> [Source material]:
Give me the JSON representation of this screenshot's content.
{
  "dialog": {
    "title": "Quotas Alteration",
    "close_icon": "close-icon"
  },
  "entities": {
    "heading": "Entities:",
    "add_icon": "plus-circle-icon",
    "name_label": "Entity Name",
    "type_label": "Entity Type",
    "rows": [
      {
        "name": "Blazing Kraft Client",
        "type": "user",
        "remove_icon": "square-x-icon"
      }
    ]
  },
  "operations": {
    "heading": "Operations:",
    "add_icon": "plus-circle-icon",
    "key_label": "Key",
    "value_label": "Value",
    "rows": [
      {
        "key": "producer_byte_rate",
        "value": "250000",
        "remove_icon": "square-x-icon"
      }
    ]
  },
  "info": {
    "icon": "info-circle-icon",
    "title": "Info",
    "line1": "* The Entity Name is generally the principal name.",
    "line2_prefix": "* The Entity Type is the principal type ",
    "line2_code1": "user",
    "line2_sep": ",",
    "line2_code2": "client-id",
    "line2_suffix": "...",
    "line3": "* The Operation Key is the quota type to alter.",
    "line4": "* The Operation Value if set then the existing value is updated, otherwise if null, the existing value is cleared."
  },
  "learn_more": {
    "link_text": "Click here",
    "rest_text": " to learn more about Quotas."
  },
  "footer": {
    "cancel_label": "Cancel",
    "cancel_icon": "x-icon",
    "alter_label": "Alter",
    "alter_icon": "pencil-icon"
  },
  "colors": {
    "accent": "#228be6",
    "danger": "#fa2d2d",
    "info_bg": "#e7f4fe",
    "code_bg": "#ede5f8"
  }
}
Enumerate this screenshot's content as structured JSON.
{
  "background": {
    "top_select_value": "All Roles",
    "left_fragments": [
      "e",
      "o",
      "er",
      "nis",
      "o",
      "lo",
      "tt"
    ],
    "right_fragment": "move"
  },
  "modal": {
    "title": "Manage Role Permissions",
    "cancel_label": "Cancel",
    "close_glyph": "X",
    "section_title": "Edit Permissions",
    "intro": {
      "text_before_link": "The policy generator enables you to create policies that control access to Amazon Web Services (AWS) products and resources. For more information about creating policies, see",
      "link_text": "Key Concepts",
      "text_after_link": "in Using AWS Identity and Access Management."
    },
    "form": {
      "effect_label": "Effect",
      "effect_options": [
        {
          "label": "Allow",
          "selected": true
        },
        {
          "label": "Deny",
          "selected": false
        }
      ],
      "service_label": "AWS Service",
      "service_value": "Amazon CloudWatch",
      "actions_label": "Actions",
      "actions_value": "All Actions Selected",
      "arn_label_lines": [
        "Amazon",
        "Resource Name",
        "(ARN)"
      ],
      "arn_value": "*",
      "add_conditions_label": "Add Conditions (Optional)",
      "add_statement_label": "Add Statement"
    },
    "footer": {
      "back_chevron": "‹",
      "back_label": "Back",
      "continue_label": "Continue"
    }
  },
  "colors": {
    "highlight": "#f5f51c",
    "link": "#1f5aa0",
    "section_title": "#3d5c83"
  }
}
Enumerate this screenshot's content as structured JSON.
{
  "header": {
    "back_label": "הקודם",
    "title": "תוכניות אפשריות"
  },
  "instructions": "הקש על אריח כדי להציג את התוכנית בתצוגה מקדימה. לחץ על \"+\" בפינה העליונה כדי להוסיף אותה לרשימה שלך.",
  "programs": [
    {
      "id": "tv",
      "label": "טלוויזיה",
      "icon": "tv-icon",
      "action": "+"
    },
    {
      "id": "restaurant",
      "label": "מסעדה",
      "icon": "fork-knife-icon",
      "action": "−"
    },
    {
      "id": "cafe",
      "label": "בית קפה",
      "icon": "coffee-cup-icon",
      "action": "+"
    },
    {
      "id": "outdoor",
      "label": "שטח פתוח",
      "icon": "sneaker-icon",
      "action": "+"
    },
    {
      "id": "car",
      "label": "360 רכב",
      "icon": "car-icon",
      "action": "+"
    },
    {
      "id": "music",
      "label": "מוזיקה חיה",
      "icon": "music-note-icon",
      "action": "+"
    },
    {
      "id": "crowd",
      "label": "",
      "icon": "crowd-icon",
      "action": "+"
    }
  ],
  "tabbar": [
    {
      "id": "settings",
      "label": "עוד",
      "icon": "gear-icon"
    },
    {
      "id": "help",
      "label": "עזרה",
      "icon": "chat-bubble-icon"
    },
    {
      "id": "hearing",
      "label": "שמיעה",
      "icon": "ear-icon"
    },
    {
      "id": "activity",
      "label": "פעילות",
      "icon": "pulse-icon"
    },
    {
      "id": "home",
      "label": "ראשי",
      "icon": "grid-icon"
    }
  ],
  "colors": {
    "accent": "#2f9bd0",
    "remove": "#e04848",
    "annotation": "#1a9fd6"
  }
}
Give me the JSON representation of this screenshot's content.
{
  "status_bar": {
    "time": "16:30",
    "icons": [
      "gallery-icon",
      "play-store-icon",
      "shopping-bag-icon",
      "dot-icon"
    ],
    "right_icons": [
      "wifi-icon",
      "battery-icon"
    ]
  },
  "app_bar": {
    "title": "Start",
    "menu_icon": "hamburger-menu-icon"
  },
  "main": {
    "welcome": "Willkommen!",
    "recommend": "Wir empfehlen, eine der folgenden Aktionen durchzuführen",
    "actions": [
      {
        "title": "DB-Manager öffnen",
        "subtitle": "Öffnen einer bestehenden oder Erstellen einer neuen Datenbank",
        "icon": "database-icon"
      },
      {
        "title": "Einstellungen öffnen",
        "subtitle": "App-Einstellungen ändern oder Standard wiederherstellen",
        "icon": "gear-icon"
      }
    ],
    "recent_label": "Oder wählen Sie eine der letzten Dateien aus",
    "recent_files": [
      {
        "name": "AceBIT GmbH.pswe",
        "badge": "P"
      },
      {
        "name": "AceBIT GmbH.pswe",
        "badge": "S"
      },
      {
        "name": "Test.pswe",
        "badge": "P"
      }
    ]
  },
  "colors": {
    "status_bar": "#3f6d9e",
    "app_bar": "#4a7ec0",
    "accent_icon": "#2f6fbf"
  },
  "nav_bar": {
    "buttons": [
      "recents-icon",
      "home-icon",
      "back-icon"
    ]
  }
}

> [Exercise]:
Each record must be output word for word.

> [Answer for this exercise]:
Give me the JSON representation of this screenshot's content.
{
  "dialog": {
    "title": "Quotas Alteration",
    "close_icon": "close-icon"
  },
  "entities": {
    "heading": "Entities:",
    "add_icon": "plus-circle-icon",
    "name_label": "Entity Name",
    "type_label": "Entity Type",
    "rows": [
      {
        "name": "Blazing Kraft Client",
        "type": "user",
        "remove_icon": "square-x-icon"
      }
    ]
  },
  "operations": {
    "heading": "Operations:",
    "add_icon": "plus-circle-icon",
    "key_label": "Key",
    "value_label": "Value",
    "rows": [
      {
        "key": "producer_byte_rate",
        "value": "250000",
        "remove_icon": "square-x-icon"
      }
    ]
  },
  "info": {
    "icon": "info-circle-icon",
    "title": "Info",
    "line1": "* The Entity Name is generally the principal name.",
    "line2_prefix": "* The Entity Type is the principal type ",
    "line2_code1": "user",
    "line2_sep": ",",
    "line2_code2": "client-id",
    "line2_suffix": "...",
    "line3": "* The Operation Key is the quota type to alter.",
    "line4": "* The Operation Value if set then the existing value is updated, otherwise if null, the existing value is cleared."
  },
  "learn_more": {
    "link_text": "Click here",
    "rest_text": " to learn more about Quotas."
  },
  "footer": {
    "cancel_label": "Cancel",
    "cancel_icon": "x-icon",
    "alter_label": "Alter",
    "alter_icon": "pencil-icon"
  },
  "colors": {
    "accent": "#228be6",
    "danger": "#fa2d2d",
    "info_bg": "#e7f4fe",
    "code_bg": "#ede5f8"
  }
}
Enumerate this screenshot's content as structured JSON.
{
  "background": {
    "top_select_value": "All Roles",
    "left_fragments": [
      "e",
      "o",
      "er",
      "nis",
      "o",
      "lo",
      "tt"
    ],
    "right_fragment": "move"
  },
  "modal": {
    "title": "Manage Role Permissions",
    "cancel_label": "Cancel",
    "close_glyph": "X",
    "section_title": "Edit Permissions",
    "intro": {
      "text_before_link": "The policy generator enables you to create policies that control access to Amazon Web Services (AWS) products and resources. For more information about creating policies, see",
      "link_text": "Key Concepts",
      "text_after_link": "in Using AWS Identity and Access Management."
    },
    "form": {
      "effect_label": "Effect",
      "effect_options": [
        {
          "label": "Allow",
          "selected": true
        },
        {
          "label": "Deny",
          "selected": false
        }
      ],
      "service_label": "AWS Service",
      "service_value": "Amazon CloudWatch",
      "actions_label": "Actions",
      "actions_value": "All Actions Selected",
      "arn_label_lines": [
        "Amazon",
        "Resource Name",
        "(ARN)"
      ],
      "arn_value": "*",
      "add_conditions_label": "Add Conditions (Optional)",
      "add_statement_label": "Add Statement"
    },
    "footer": {
      "back_chevron": "‹",
      "back_label": "Back",
      "continue_label": "Continue"
    }
  },
  "colors": {
    "highlight": "#f5f51c",
    "link": "#1f5aa0",
    "section_title": "#3d5c83"
  }
}
Enumerate this screenshot's content as structured JSON.
{
  "header": {
    "back_label": "הקודם",
    "title": "תוכניות אפשריות"
  },
  "instructions": "הקש על אריח כדי להציג את התוכנית בתצוגה מקדימה. לחץ על \"+\" בפינה העליונה כדי להוסיף אותה לרשימה שלך.",
  "programs": [
    {
      "id": "tv",
      "label": "טלוויזיה",
      "icon": "tv-icon",
      "action": "+"
    },
    {
      "id": "restaurant",
      "label": "מסעדה",
      "icon": "fork-knife-icon",
      "action": "−"
    },
    {
      "id": "cafe",
      "label": "בית קפה",
      "icon": "coffee-cup-icon",
      "action": "+"
    },
    {
      "id": "outdoor",
      "label": "שטח פתוח",
      "icon": "sneaker-icon",
      "action": "+"
    },
    {
      "id": "car",
      "label": "360 רכב",
      "icon": "car-icon",
      "action": "+"
    },
    {
      "id": "music",
      "label": "מוזיקה חיה",
      "icon": "music-note-icon",
      "action": "+"
    },
    {
      "id": "crowd",
      "label": "",
      "icon": "crowd-icon",
      "action": "+"
    }
  ],
  "tabbar": [
    {
      "id": "settings",
      "label": "עוד",
      "icon": "gear-icon"
    },
    {
      "id": "help",
      "label": "עזרה",
      "icon": "chat-bubble-icon"
    },
    {
      "id": "hearing",
      "label": "שמיעה",
      "icon": "ear-icon"
    },
    {
      "id": "activity",
      "label": "פעילות",
      "icon": "pulse-icon"
    },
    {
      "id": "home",
      "label": "ראשי",
      "icon": "grid-icon"
    }
  ],
  "colors": {
    "accent": "#2f9bd0",
    "remove": "#e04848",
    "annotation": "#1a9fd6"
  }
}
Give me the JSON representation of this screenshot's content.
{
  "status_bar": {
    "time": "16:30",
    "icons": [
      "gallery-icon",
      "play-store-icon",
      "shopping-bag-icon",
      "dot-icon"
    ],
    "right_icons": [
      "wifi-icon",
      "battery-icon"
    ]
  },
  "app_bar": {
    "title": "Start",
    "menu_icon": "hamburger-menu-icon"
  },
  "main": {
    "welcome": "Willkommen!",
    "recommend": "Wir empfehlen, eine der folgenden Aktionen durchzuführen",
    "actions": [
      {
        "title": "DB-Manager öffnen",
        "subtitle": "Öffnen einer bestehenden oder Erstellen einer neuen Datenbank",
        "icon": "database-icon"
      },
      {
        "title": "Einstellungen öffnen",
        "subtitle": "App-Einstellungen ändern oder Standard wiederherstellen",
        "icon": "gear-icon"
      }
    ],
    "recent_label": "Oder wählen Sie eine der letzten Dateien aus",
    "recent_files": [
      {
        "name": "AceBIT GmbH.pswe",
        "badge": "P"
      },
      {
        "name": "AceBIT GmbH.pswe",
        "badge": "S"
      },
      {
        "name": "Test.pswe",
        "badge": "P"
      }
    ]
  },
  "colors": {
    "status_bar": "#3f6d9e",
    "app_bar": "#4a7ec0",
    "accent_icon": "#2f6fbf"
  },
  "nav_bar": {
    "buttons": [
      "recents-icon",
      "home-icon",
      "back-icon"
    ]
  }
}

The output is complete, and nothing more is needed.